Emerging trends that are catching momentum in the creator space revolve around the concept of video podcasts. While audio podcasts have been popular for some time, video podcasts are becoming a key tool for creators and businesses.
The strategy is simple yet effective: record an hour-long video podcast, then dissect it into smaller, bite-sized clips of about a minute each to share on social media. This approach capitalizes on the surge in short-form content consumption, drawing viewers in and converting them into dedicated podcast listeners. “That’s been huge for a lot of people because of the short form content that has the opportunity to go viral.” Discussing its potential conversion power, he mentions, “I know people that they’re only getting like 10,000 views on their YouTube podcast and they’re able to make six figures.”
In terms of the future of short-form video content, YouTube’s recent data offers some insights. The platform revealed that the introduction of YouTube Shorts has inadvertently affected the consumption of longer videos.
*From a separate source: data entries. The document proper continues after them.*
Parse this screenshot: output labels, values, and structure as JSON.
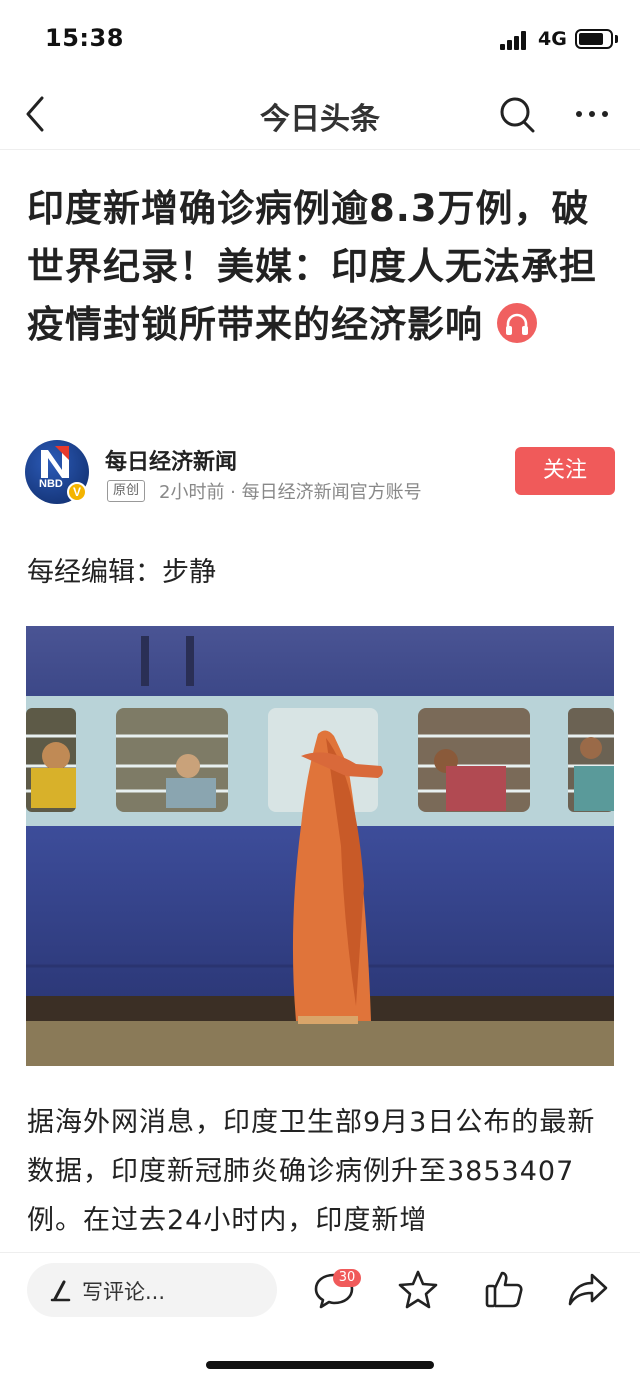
{
  "status_bar": {
    "time": "15:38",
    "network": "4G",
    "icons": [
      "signal-icon",
      "battery-icon"
    ]
  },
  "nav": {
    "title": "今日头条",
    "icons": [
      "back-icon",
      "search-icon",
      "more-icon"
    ]
  },
  "article": {
    "title": "印度新增确诊病例逾8.3万例，破世界纪录！美媒：印度人无法承担疫情封锁所带来的经济影响",
    "author": {
      "name": "每日经济新闻",
      "avatar_text": "NBD",
      "verified_mark": "V",
      "badge": "原创",
      "meta": "2小时前 · 每日经济新闻官方账号",
      "follow_label": "关注"
    },
    "editor": "每经编辑：步静",
    "body": "据海外网消息，印度卫生部9月3日公布的最新数据，印度新冠肺炎确诊病例升至3853407例。在过去24小时内，印度新增"
  },
  "bottom_bar": {
    "comment_placeholder": "写评论...",
    "comment_count": "30",
    "icons": [
      "pen-icon",
      "comment-icon",
      "star-icon",
      "thumbs-up-icon",
      "share-icon"
    ]
  },
  "colors": {
    "accent": "#f05a5a",
    "text": "#222222",
    "meta": "#888888"
  }
}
The takeaway from this is clear: audiences are gravitating towards short-form content. They are no longer interested in prolonged intros, promotional segments, or sponsor messages that are common in longer videos. They crave the highlights, the main content, and that’s it. This trend suggests that short-form content isn’t just a fleeting phase but a format that’s set to dominate for years to come. Every major platform has adapted to facilitate viral short-form content, further cementing its importance in the creator economy.
Mike Kruzich on advice for aspiring content creators and influencers:
Mike advises that first and foremost, content creators should “Make content that people want to watch, not what you want to make.” He emphasizes the need for consistency, urging creators to “stay consistent and post multiple times per day.” Kruzich also encourages diversification, noting that creators should “Post those videos on every single platform. Don’t skip. You don’t know which platform you’re going to go viral on.” He mentions the unpredictable nature of virality, sharing his personal experience, “I posted on YouTube for six months… and then one day I just popped off and now I’ve done like 100 million views on YouTube shorts and I have 100,000 subscribers.”
His counsel is clear: “Just don’t give up and don’t get discouraged.” For creators looking for a strategy, he suggests, “Only post what’s already been proven to go viral… Trending topic. Something that people are already talking about. Something that’s gone viral on Reddit.”